Explore Texas by Historical ErasAge of Oil, Prohibition and Women’s Suffrage1901-1929by Kristin McPike

Texas. It’s a word that brings images of cowboys, oil, and football. For more than a century, oil has played a major role in the life and economy of our state, shaping Texas’ population, economy, and environment.

Oil has been known and used in Texas for hundreds of years, in ways very different from how we use oil today. Native Americans gathered the oil found in seeps around the Gulf Coast for medicinal purposes, and Spanish explorers used oil found on Texas beaches to waterproof their boats.  However, oil wasn’t seen as a profitable business opportunity until people learned in the late 1850s that petroleum could replace whale oil for lighting. Demand for oil increased as it became an ingredient in many medicines and new inventions. Savvy businessmen realized that a lot of money could be made if they could find oil under the ground.
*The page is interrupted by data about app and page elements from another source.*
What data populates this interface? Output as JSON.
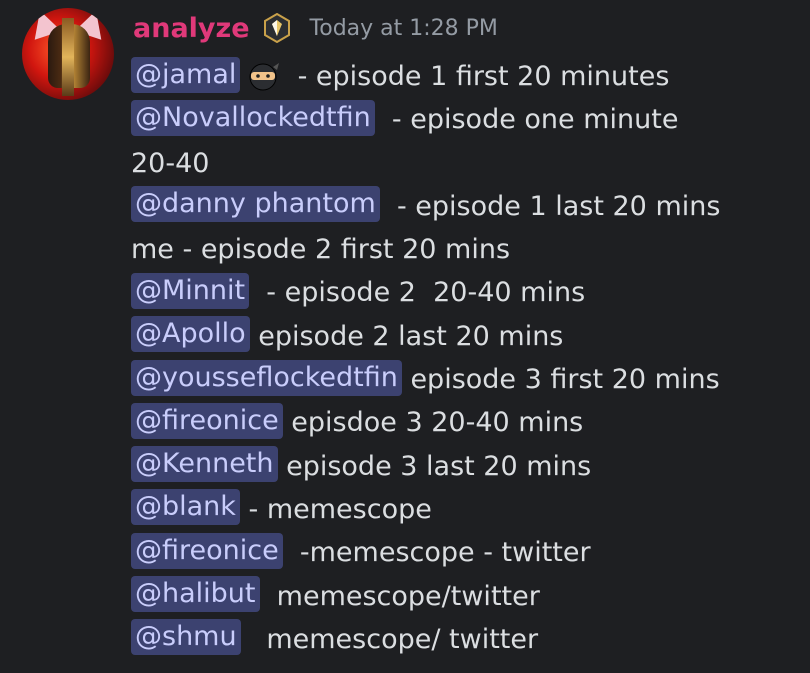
{
  "message": {
    "username": "analyze",
    "timestamp": "Today at 1:28 PM",
    "accent_color": "#e0397a",
    "mention_bg": "#3c4270",
    "badge_icon": "guild-tag-icon",
    "lines": [
      {
        "mention": "@jamal",
        "emoji": "ninja-emoji",
        "text": "  - episode 1 first 20 minutes"
      },
      {
        "mention": "@Novallockedtfin",
        "text": "  - episode one minute"
      },
      {
        "mention": "",
        "text": "20-40"
      },
      {
        "mention": "@danny phantom",
        "text": "  - episode 1 last 20 mins"
      },
      {
        "mention": "",
        "text": "me - episode 2 first 20 mins"
      },
      {
        "mention": "@Minnit",
        "text": "  - episode 2  20-40 mins"
      },
      {
        "mention": "@Apollo",
        "text": " episode 2 last 20 mins"
      },
      {
        "mention": "@yousseflockedtfin",
        "text": " episode 3 first 20 mins"
      },
      {
        "mention": "@fireonice",
        "text": " episdoe 3 20-40 mins"
      },
      {
        "mention": "@Kenneth",
        "text": " episode 3 last 20 mins"
      },
      {
        "mention": "@blank",
        "text": " - memescope"
      },
      {
        "mention": "@fireonice",
        "text": "  -memescope - twitter"
      },
      {
        "mention": "@halibut",
        "text": "  memescope/twitter"
      },
      {
        "mention": "@shmu",
        "text": "   memescope/ twitter"
      }
    ]
  }
}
Anthony F. Lucas, Patillo Higgins, and John Galey were just some of the Texans who wanted to make a profit on this natural resource. Patillo Higgins lived near Beaumont in South Texas.  His family would meet regularly for picnics on Spindletop Hill, where there was always a strange gassy smell. He wondered if there might be oil under the hill. He, Lucas, and Galey had many unsuccessful attempts to find oil on Spindletop. However, on January 10, 1901 their hard work paid off. A blast of oil from one of their wells shot 150 feet in the air and took 9 days to control.  Oil in Texas had been found!

News of Spindletop spread quickly. The well was initially expected to produce 5 barrels of oil a day. Instead, it was producing 100,000 barrels per day, more than all the other oil wells in the United States combined. Thousands of people moved to Texas, trying to get rich in the new oil business. People came to drill oil wells, sell land and equipment, lay pipelines, and work in oil refineries. Beaumont’s population grew from about 10,000 to 50,000 people in a matter of months. It was a Texas oil rush!

The population and economy weren’t the only things to change with the discovery of oil in Texas.  What was once a rural part of the state developed exponentially. Houston, which was once a small commercial center, grew into one of the largest cities in the United States in just a few decades. Soon, people were discovering rich oilfields in other parts of Texas. A new industry was born, with companies emerging to equip and support oil exploration. Many of those early companies play an important role in the today’s Texas economy, selling goods and services to oil-rich areas around the world.

The discovery of oil in Texas brought a flood of people and money. But those changes also came with costs. Hastily constructed oil storage facilities often leaked, polluting the land nearby. Oil refineries damaged nearby waterways.  Land was deforested not only for oil exploration, but also to feed new construction to support the oilfields and the boom that followed.

Despite that boom, extreme poverty remained the norm for many people in the state. In many rural areas, families lived without electricity, much as their grandparents had. Child labor was common in agriculture, factories and other industries. For blacks, Latinos and many immigrants, discrimination was widespread. Turmoil from the Mexican Revolution spilled over the state’s borders, and brought refugees who fled into Texas. And more than 5,000 Texans died while serving during World War I. Photographs from the time show us both the highs of the new oil boom, and the lows of people who led lives untouched by the state’s new wealth.

Photograph, ca. 1920; digital image, (http://texashistory.unt.edu/ark:/67531/metapth124403/ : accessed November 13, 2013), University of North Texas Libraries, The Portal to Texas History, http://texashistory.unt.edu; crediting Austin History Center, Austin Public Library, Austin, Texas.

Jordan Company. [Minnie Fisher Cunningham for US Senate],

As awareness of ethnic differences and poverty, sparked activism and a push for change. Women across Texas fought for the right to vote. Reformers banned alcohol sales in many Texas counties, ahead of national Prohibition. In some areas, Tejanos advocated for better education for their children. And photographer Lewis Hine visited Texas to document child workers for the National Child Labor Committee, creating images that helped to pass child labor laws nationwide.

The early 1900s brought an era that paved the way for much change in our state. Enjoy browsing through the primary resources on our site to see firsthand how people lived during the age of oil in Texas, and how this exciting era continues to shape Texas today.